- Description of the task: All of the entries should be returned without a single change.

- Input for this task:
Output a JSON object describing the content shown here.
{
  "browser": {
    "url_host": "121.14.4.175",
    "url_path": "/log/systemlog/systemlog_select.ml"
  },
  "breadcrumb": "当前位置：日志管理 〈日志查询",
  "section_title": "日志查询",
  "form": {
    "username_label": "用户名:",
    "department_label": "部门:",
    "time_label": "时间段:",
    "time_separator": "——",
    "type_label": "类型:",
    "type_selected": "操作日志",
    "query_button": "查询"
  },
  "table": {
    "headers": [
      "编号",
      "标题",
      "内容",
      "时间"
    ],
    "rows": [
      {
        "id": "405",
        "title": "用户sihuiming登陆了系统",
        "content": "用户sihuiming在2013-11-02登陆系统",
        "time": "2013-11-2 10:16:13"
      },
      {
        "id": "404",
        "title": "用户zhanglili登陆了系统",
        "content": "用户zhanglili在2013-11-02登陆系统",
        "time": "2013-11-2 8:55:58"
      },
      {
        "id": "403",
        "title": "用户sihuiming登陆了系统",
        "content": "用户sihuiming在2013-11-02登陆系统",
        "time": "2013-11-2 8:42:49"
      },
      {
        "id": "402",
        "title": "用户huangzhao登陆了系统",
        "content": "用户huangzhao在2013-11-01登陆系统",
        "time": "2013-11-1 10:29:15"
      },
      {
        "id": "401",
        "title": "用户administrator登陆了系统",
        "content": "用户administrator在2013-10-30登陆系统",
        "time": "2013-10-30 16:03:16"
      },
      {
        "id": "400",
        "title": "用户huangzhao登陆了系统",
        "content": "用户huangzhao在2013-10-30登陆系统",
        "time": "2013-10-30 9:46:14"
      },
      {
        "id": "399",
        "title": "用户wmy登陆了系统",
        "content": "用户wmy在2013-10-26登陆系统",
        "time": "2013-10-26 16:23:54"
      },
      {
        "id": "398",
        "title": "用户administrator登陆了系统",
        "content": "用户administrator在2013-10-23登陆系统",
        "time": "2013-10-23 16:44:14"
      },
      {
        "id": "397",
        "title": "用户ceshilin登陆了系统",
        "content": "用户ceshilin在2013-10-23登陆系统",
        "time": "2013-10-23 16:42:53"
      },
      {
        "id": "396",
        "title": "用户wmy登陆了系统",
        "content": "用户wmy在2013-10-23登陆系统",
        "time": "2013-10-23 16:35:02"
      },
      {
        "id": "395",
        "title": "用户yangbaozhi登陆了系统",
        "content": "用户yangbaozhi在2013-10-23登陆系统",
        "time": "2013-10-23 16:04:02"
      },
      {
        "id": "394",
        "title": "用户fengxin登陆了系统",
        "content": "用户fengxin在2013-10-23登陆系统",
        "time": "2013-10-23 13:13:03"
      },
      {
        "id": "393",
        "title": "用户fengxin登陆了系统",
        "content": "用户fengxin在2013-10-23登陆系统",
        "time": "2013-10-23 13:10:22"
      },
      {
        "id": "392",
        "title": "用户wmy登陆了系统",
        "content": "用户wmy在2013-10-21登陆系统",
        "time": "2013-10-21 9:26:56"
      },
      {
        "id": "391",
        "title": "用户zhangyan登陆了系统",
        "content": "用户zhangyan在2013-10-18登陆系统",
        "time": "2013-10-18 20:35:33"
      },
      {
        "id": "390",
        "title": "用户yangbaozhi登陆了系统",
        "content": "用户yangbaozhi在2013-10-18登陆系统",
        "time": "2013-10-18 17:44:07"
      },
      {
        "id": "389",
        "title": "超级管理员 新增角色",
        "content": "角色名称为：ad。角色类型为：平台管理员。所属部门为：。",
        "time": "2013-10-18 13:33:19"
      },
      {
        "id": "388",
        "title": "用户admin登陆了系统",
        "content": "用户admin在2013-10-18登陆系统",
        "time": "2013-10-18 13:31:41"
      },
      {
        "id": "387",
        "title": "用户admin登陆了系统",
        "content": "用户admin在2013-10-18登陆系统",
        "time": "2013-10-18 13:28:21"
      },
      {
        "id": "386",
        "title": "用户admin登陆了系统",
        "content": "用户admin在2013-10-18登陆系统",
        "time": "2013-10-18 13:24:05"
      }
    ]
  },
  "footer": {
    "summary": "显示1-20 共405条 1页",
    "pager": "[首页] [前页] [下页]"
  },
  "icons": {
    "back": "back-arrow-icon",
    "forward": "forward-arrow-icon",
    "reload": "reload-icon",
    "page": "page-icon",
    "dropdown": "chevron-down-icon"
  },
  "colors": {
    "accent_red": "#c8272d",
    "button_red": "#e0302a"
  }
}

- Solution to this problem:
Output a JSON object describing the content shown here.
{
  "browser": {
    "url_host": "121.14.4.175",
    "url_path": "/log/systemlog/systemlog_select.ml"
  },
  "breadcrumb": "当前位置：日志管理 〈日志查询",
  "section_title": "日志查询",
  "form": {
    "username_label": "用户名:",
    "department_label": "部门:",
    "time_label": "时间段:",
    "time_separator": "——",
    "type_label": "类型:",
    "type_selected": "操作日志",
    "query_button": "查询"
  },
  "table": {
    "headers": [
      "编号",
      "标题",
      "内容",
      "时间"
    ],
    "rows": [
      {
        "id": "405",
        "title": "用户sihuiming登陆了系统",
        "content": "用户sihuiming在2013-11-02登陆系统",
        "time": "2013-11-2 10:16:13"
      },
      {
        "id": "404",
        "title": "用户zhanglili登陆了系统",
        "content": "用户zhanglili在2013-11-02登陆系统",
        "time": "2013-11-2 8:55:58"
      },
      {
        "id": "403",
        "title": "用户sihuiming登陆了系统",
        "content": "用户sihuiming在2013-11-02登陆系统",
        "time": "2013-11-2 8:42:49"
      },
      {
        "id": "402",
        "title": "用户huangzhao登陆了系统",
        "content": "用户huangzhao在2013-11-01登陆系统",
        "time": "2013-11-1 10:29:15"
      },
      {
        "id": "401",
        "title": "用户administrator登陆了系统",
        "content": "用户administrator在2013-10-30登陆系统",
        "time": "2013-10-30 16:03:16"
      },
      {
        "id": "400",
        "title": "用户huangzhao登陆了系统",
        "content": "用户huangzhao在2013-10-30登陆系统",
        "time": "2013-10-30 9:46:14"
      },
      {
        "id": "399",
        "title": "用户wmy登陆了系统",
        "content": "用户wmy在2013-10-26登陆系统",
        "time": "2013-10-26 16:23:54"
      },
      {
        "id": "398",
        "title": "用户administrator登陆了系统",
        "content": "用户administrator在2013-10-23登陆系统",
        "time": "2013-10-23 16:44:14"
      },
      {
        "id": "397",
        "title": "用户ceshilin登陆了系统",
        "content": "用户ceshilin在2013-10-23登陆系统",
        "time": "2013-10-23 16:42:53"
      },
      {
        "id": "396",
        "title": "用户wmy登陆了系统",
        "content": "用户wmy在2013-10-23登陆系统",
        "time": "2013-10-23 16:35:02"
      },
      {
        "id": "395",
        "title": "用户yangbaozhi登陆了系统",
        "content": "用户yangbaozhi在2013-10-23登陆系统",
        "time": "2013-10-23 16:04:02"
      },
      {
        "id": "394",
        "title": "用户fengxin登陆了系统",
        "content": "用户fengxin在2013-10-23登陆系统",
        "time": "2013-10-23 13:13:03"
      },
      {
        "id": "393",
        "title": "用户fengxin登陆了系统",
        "content": "用户fengxin在2013-10-23登陆系统",
        "time": "2013-10-23 13:10:22"
      },
      {
        "id": "392",
        "title": "用户wmy登陆了系统",
        "content": "用户wmy在2013-10-21登陆系统",
        "time": "2013-10-21 9:26:56"
      },
      {
        "id": "391",
        "title": "用户zhangyan登陆了系统",
        "content": "用户zhangyan在2013-10-18登陆系统",
        "time": "2013-10-18 20:35:33"
      },
      {
        "id": "390",
        "title": "用户yangbaozhi登陆了系统",
        "content": "用户yangbaozhi在2013-10-18登陆系统",
        "time": "2013-10-18 17:44:07"
      },
      {
        "id": "389",
        "title": "超级管理员 新增角色",
        "content": "角色名称为：ad。角色类型为：平台管理员。所属部门为：。",
        "time": "2013-10-18 13:33:19"
      },
      {
        "id": "388",
        "title": "用户admin登陆了系统",
        "content": "用户admin在2013-10-18登陆系统",
        "time": "2013-10-18 13:31:41"
      },
      {
        "id": "387",
        "title": "用户admin登陆了系统",
        "content": "用户admin在2013-10-18登陆系统",
        "time": "2013-10-18 13:28:21"
      },
      {
        "id": "386",
        "title": "用户admin登陆了系统",
        "content": "用户admin在2013-10-18登陆系统",
        "time": "2013-10-18 13:24:05"
      }
    ]
  },
  "footer": {
    "summary": "显示1-20 共405条 1页",
    "pager": "[首页] [前页] [下页]"
  },
  "icons": {
    "back": "back-arrow-icon",
    "forward": "forward-arrow-icon",
    "reload": "reload-icon",
    "page": "page-icon",
    "dropdown": "chevron-down-icon"
  },
  "colors": {
    "accent_red": "#c8272d",
    "button_red": "#e0302a"
  }
}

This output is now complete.